What are you blocking?
Mahkkee 막기 is pronounced "Uke" 受け in Japanese. Anyone who practices a Japanese martial art will know what Uke means. And in case you were wondering, it doesn't mean "block". In fact, in many instances of it's use it means the exact opposite. It means "to receive". This is incredibly important because it may change the entire way you view "blocking", especially if you practice Tangsoodo. You see, if you are blocking in a way that is meant to simply stop the opponents attack, you aren't understanding the full concept of Mahkkee.
... it doesn't mean "block".

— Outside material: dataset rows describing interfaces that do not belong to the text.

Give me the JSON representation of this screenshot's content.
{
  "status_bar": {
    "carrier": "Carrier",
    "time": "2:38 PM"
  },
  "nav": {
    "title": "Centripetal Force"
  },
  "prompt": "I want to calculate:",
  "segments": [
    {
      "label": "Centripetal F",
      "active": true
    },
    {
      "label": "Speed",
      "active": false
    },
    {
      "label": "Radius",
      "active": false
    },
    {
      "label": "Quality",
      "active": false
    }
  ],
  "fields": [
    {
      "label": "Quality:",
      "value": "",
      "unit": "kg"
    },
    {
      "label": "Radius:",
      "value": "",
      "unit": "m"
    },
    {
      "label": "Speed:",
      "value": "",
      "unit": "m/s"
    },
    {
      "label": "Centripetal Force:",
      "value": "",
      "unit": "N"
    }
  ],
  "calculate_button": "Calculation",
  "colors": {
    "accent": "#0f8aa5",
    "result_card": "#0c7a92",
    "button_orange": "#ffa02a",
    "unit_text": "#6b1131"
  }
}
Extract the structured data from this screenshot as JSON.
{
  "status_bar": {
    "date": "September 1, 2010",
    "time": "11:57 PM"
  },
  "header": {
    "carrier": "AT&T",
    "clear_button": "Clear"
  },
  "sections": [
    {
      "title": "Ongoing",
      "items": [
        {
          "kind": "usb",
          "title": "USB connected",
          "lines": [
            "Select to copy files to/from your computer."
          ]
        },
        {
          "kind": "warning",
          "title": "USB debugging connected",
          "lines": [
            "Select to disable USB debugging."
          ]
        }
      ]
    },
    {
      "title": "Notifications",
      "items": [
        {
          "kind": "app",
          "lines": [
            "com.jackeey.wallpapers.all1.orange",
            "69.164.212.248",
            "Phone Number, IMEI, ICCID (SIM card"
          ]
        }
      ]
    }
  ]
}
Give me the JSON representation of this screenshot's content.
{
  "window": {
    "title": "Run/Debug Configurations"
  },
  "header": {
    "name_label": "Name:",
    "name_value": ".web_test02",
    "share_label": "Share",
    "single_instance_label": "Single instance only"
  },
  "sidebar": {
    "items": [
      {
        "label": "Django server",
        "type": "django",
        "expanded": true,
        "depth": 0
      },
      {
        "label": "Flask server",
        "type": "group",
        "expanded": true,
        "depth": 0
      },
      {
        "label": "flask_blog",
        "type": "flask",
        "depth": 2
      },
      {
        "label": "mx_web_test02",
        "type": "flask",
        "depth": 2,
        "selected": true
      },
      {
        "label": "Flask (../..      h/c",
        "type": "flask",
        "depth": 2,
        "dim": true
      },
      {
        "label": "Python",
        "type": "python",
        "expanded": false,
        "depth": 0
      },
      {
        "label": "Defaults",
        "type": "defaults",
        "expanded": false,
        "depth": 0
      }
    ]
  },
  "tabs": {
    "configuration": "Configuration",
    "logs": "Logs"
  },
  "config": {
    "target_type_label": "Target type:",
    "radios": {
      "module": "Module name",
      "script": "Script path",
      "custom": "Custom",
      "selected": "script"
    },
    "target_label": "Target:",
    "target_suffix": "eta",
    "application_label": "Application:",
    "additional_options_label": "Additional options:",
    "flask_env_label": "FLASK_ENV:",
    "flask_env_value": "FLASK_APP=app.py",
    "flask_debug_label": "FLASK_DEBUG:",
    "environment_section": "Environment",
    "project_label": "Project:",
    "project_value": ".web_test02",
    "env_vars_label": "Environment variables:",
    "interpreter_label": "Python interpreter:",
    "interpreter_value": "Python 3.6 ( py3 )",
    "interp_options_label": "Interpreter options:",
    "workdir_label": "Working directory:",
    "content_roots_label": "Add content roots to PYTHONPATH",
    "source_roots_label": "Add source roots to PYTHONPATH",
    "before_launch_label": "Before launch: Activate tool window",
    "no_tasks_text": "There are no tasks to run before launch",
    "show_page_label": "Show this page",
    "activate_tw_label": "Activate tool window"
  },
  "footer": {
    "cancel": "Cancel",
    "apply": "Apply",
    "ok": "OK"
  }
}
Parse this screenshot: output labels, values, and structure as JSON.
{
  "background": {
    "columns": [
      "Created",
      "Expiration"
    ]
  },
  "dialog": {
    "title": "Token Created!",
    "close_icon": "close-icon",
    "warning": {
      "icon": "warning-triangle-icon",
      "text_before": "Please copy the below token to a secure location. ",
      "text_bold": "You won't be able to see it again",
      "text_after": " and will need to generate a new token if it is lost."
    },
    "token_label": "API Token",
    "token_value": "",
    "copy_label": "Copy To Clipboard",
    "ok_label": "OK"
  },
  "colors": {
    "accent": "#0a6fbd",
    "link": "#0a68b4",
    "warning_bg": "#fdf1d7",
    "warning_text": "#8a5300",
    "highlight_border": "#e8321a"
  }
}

These receiving techniques from Okinawa-te are much more complicated than just putting up a defense. Think of trying to catch a baseball without a glove. If you try to meet the balls velocity with force, you will more than likely hurt your hand. Instead you cradle it, and receive it. Now think if you had the ability to take that velocity, receive it, and instead of letting it disperse you used it to throw the ball back? You wouldn't need to use much energy because you were taking the energy already being in use. This is Uke... this is Mahkkee.
Let's hear it for the little guys! With this understanding you don't have to be huge and musclebound to be able to block punches from people twice your size. Does anyone remember how short Hwang Kee was? Funakoshi, Matsumura Sokon, Anko Itosu... all short guys!
Many of you are probably asking, but what about all of those times my Sabom or Kyosa told me to block hard so to hurt the attacker on the defense? Well, first of all, I'm glad you were paying attention! However, you are only looking at part of the equation. The concept of receiving a technique does NOT require you to be soft, you can receive the technique quite violently. But you have to pay attention to where your energy is going. If you are trying to force the attack in a direction seemingly contrary to it's initial direction, you aren't receiving. However, if you can displace an attack allowing their energy to continue in a similar direction, you can do so with great amounts of waist twist and power.
If you look at many of our hyung, you can see that in most instances a block is followed by an attack. This isn't an accident. The defense is a receiving technique, gathering and displacing the attackers technique all the while following it up with an attack of your own.
Have questions about these applications? Ask your Sabom, or even your Kwanjang!
All calligraphy done by Master Dan Bernardo